The Berkerly Daily Planet reported on the City Council meeting for the Downtown Area Plan for Berkerly. In the meeting a Commissioner raised queries about the language used by the landscape architects and other authors in the Area Plan document. The terms in question were
– ‘to reference Strawberry Creek’ in which a they were referring to a design element such as water that would be used to represent Strawberry Creek.
also the term ‘wayfinding’ devices in relation to directional signage was also confusing to the readers.
and the last term was ‘vocabulary of features’ in relation to streetscape design
Often as built environment professionals we use professional jargon to express our concepts, thoughts and ideas for a design. However, I think we often forget to consider the reader’s education and demographic that when writing a document.
I am not one to shy away from using a terms/phrases such as ‘interpretation’ in relation to signage or informative/education signage or ‘using the consistent design language’ however I usually try to remember to aim at the level of the design knowledge of the audience and the client to strike a balance between a professional design document and one that the general public can understand.
In the case of the Berkerly Downtown Area Plan, I can understand that with a University’s involvement that the authors felt it necessary to use design language however, I think it is best when writing design statements and documents to be more relaxed and use plain language when the reader’s are from the general community and those who are not in the built environment profession. This often allows residents and participants to understand and feel more apart of the design process.
Read about the Berkerly Downtown Plan @ the Berkerly Daily Planet
LOVE it or hate it, Redcar seafront is in line for change – and residents can have a say on its possible new look.
Redcar and Cleveland Council is hosting an exhibition so the public can comment on how the seafront might be developed in conjunction with a £12m new sea wall scheme.

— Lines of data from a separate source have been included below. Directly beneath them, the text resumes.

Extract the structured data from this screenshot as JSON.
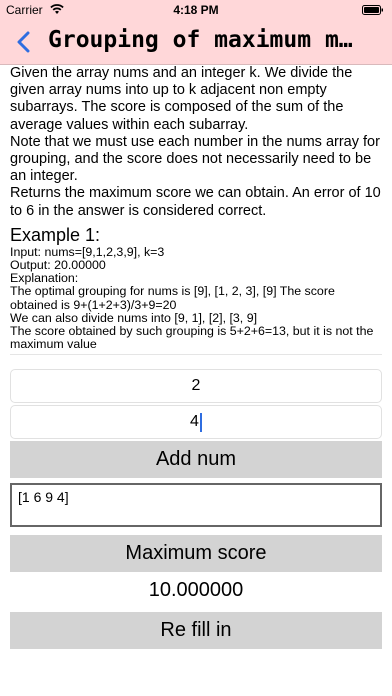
{
  "status_bar": {
    "carrier": "Carrier",
    "time": "4:18 PM"
  },
  "nav": {
    "title": "Grouping of maximum m…"
  },
  "problem": {
    "description": "Given the array nums and an integer k. We divide the given array nums into up to k adjacent non empty subarrays. The score is composed of the sum of the average values within each subarray.\nNote that we must use each number in the nums array for grouping, and the score does not necessarily need to be an integer.\nReturns the maximum score we can obtain. An error of 10 to 6 in the answer is considered correct.",
    "example_title": "Example 1:",
    "example_body": "Input: nums=[9,1,2,3,9], k=3\nOutput: 20.00000\nExplanation:\nThe optimal grouping for nums is [9], [1, 2, 3], [9] The score obtained is 9+(1+2+3)/3+9=20\nWe can also divide nums into [9, 1], [2], [3, 9]\nThe score obtained by such grouping is 5+2+6=13, but it is not the maximum value"
  },
  "inputs": {
    "k_value": "2",
    "num_value": "4"
  },
  "buttons": {
    "add_num": "Add num",
    "maximum_score": "Maximum score",
    "refill": "Re fill in"
  },
  "array_display": "[1 6 9 4]",
  "result": "10.000000"
}
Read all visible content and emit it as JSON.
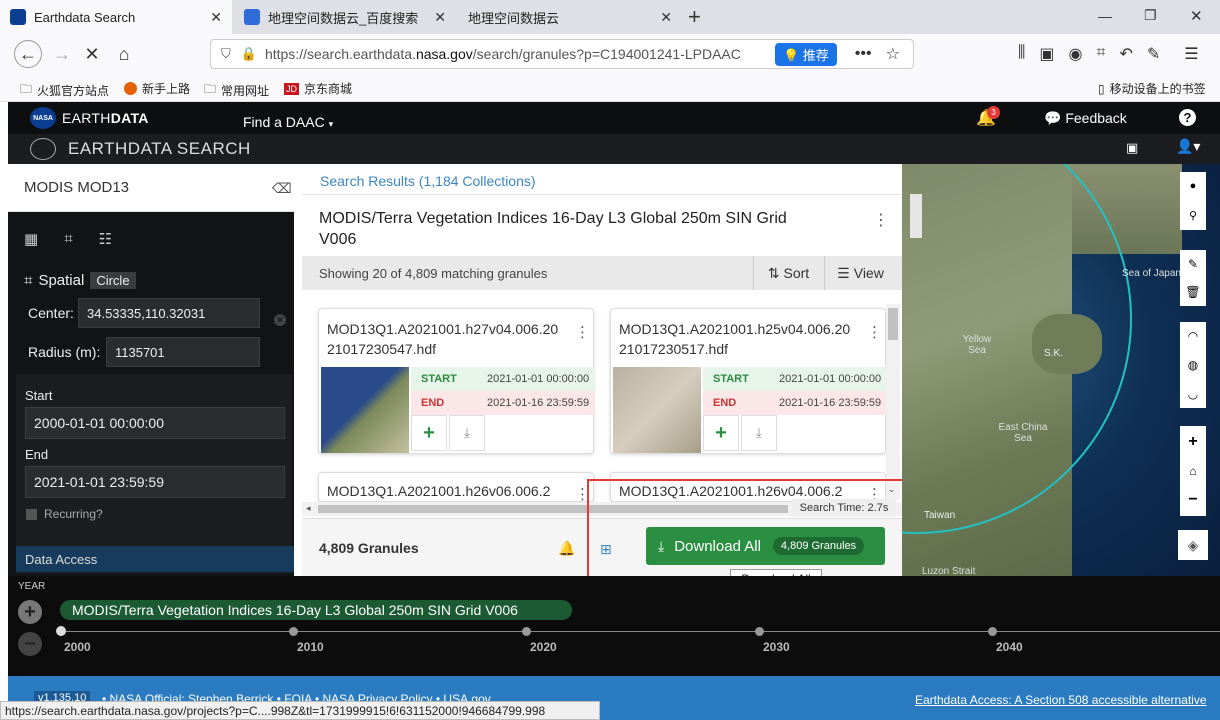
{
  "browser": {
    "tabs": [
      {
        "title": "Earthdata Search",
        "active": true
      },
      {
        "title": "地理空间数据云_百度搜索",
        "active": false
      },
      {
        "title": "地理空间数据云",
        "active": false
      }
    ],
    "url_prefix": "https://search.earthdata.",
    "url_domain": "nasa.gov",
    "url_rest": "/search/granules?p=C194001241-LPDAAC",
    "recommend_label": "推荐",
    "bookmarks": [
      "火狐官方站点",
      "新手上路",
      "常用网址",
      "京东商城"
    ],
    "mobile_bookmarks": "移动设备上的书签"
  },
  "earthdata": {
    "nasa_badge": "NASA",
    "brand_a": "EARTH",
    "brand_b": "DATA",
    "find_daac": "Find a DAAC",
    "notif_count": "3",
    "feedback": "Feedback",
    "help": "?",
    "search_brand_a": "EARTHDATA",
    "search_brand_b": "SEARCH"
  },
  "sidebar": {
    "search_text": "MODIS MOD13",
    "spatial_label": "Spatial",
    "spatial_type": "Circle",
    "center_label": "Center:",
    "center_value": "34.53335,110.32031",
    "radius_label": "Radius (m):",
    "radius_value": "1135701",
    "start_label": "Start",
    "start_value": "2000-01-01 00:00:00",
    "end_label": "End",
    "end_value": "2021-01-01 23:59:59",
    "recurring_label": "Recurring?",
    "data_access": "Data Access"
  },
  "results": {
    "breadcrumb": "Search Results (1,184 Collections)",
    "collection_title": "MODIS/Terra Vegetation Indices 16-Day L3 Global 250m SIN Grid V006",
    "showing": "Showing 20 of 4,809 matching granules",
    "sort_label": "Sort",
    "view_label": "View",
    "start_tag": "START",
    "end_tag": "END",
    "granules": [
      {
        "name": "MOD13Q1.A2021001.h27v04.006.2021017230547.hdf",
        "start": "2021-01-01 00:00:00",
        "end": "2021-01-16 23:59:59"
      },
      {
        "name": "MOD13Q1.A2021001.h25v04.006.2021017230517.hdf",
        "start": "2021-01-01 00:00:00",
        "end": "2021-01-16 23:59:59"
      },
      {
        "name": "MOD13Q1.A2021001.h26v06.006.2"
      },
      {
        "name": "MOD13Q1.A2021001.h26v04.006.2"
      }
    ],
    "search_time": "Search Time: 2.7s",
    "granule_count": "4,809 Granules",
    "download_all": "Download All",
    "download_badge": "4,809 Granules",
    "tooltip": "Download All"
  },
  "map": {
    "labels": [
      "Sea of Japan",
      "Yellow Sea",
      "S.K.",
      "East China Sea",
      "Taiwan",
      "Luzon Strait"
    ]
  },
  "timeline": {
    "year_label": "YEAR",
    "collection": "MODIS/Terra Vegetation Indices 16-Day L3 Global 250m SIN Grid V006",
    "years": [
      "2000",
      "2010",
      "2020",
      "2030",
      "2040"
    ]
  },
  "footer": {
    "version": "v1.135.10",
    "official": "NASA Official: Stephen Berrick",
    "foia": "FOIA",
    "privacy": "NASA Privacy Policy",
    "usa": "USA.gov",
    "access": "Earthdata Access: A Section 508 accessible alternative"
  },
  "status_url": "https://search.earthdata.nasa.gov/projects?p=C....998Z&tl=1731999915!6!631152000!946684799.998",
  "colors": {
    "download_green": "#2a8f42",
    "nasa_blue": "#0b3d91",
    "highlight_red": "#e53935",
    "footer_blue": "#2b7bc0"
  }
}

RIBA will draw up a shortlist of five schemes for the second stage of the competition, with the authors invited to present proposals to a jury panel.
The competition is open to all practising architects, landscape architects, town planners and urban designers. Subject to gaining the necessary approvals, it’s hoped to start work on a new £12m sea wall in 2010.
SOURCE: Redcar residents to have say on new look for seafront – Gazette Live.
An exceptional feature of Nissan Americas is the 2.5-acre wetlands, now thriving due to Nissan’s investment in its restoration. In an effort to restore natural balance to the area while enhancing biodiversity and natural beauty, Nissan has planted more than 50,000 plants native to Middle Tennessee. The wetlands, located on the property’s southwest corner, are fed by an underground spring and run-off from nearby retention ponds. Water quality will be improved as water passes through the wetlands. The landscape design features carefully planned green spaces and includes a water-runoff system that captures and collects rainwater from the entire site, directing it to one of two water-control systems for irrigation.
SOURCE: Nissan/Infiniti News Room.
Kiosk 2008 by Lisbon-based landscape architect Sofia Costelo. The bijoux installation in the plaza adjoining Wallpaper* HQ in Southwark looked, for all the world, like the ubiquitous red telephone booth; but on entering the booth, the visitor was treated to a series of three-minute soundscapes inspired by the sea, desert, forest and lavender fields, with the occasional bloom of water mist and lavender scent for the full sensorial experience. Unexpectedly, the soundscapes, played in a random sequence, made for an experience that was both isolating and curiously addictive.
SOURCE: London Festival of Architecture – Architecture – Wallpaper.com
In the past 10 years, green roofs in Portland have come a long way. Jason King, a landscape architect with GreenWorks PC, said constant sharing among those in the design community helps him and others learn from mistakes and advance green roof designs.
“It’s amazing to see how much better they’ve gotten and more refined they are,” said King. “The mistakes aren’t really mistakes. They’re just ways of experimenting and being able to improve. Everybody is willing to share information.”
King said green roofs can satisfy a number of requirements: they can be low-maintenance ways of providing insulation, they can manage storm water and they can be a “beautiful amenity.”
SOURCE: Daily Journal of Commerce.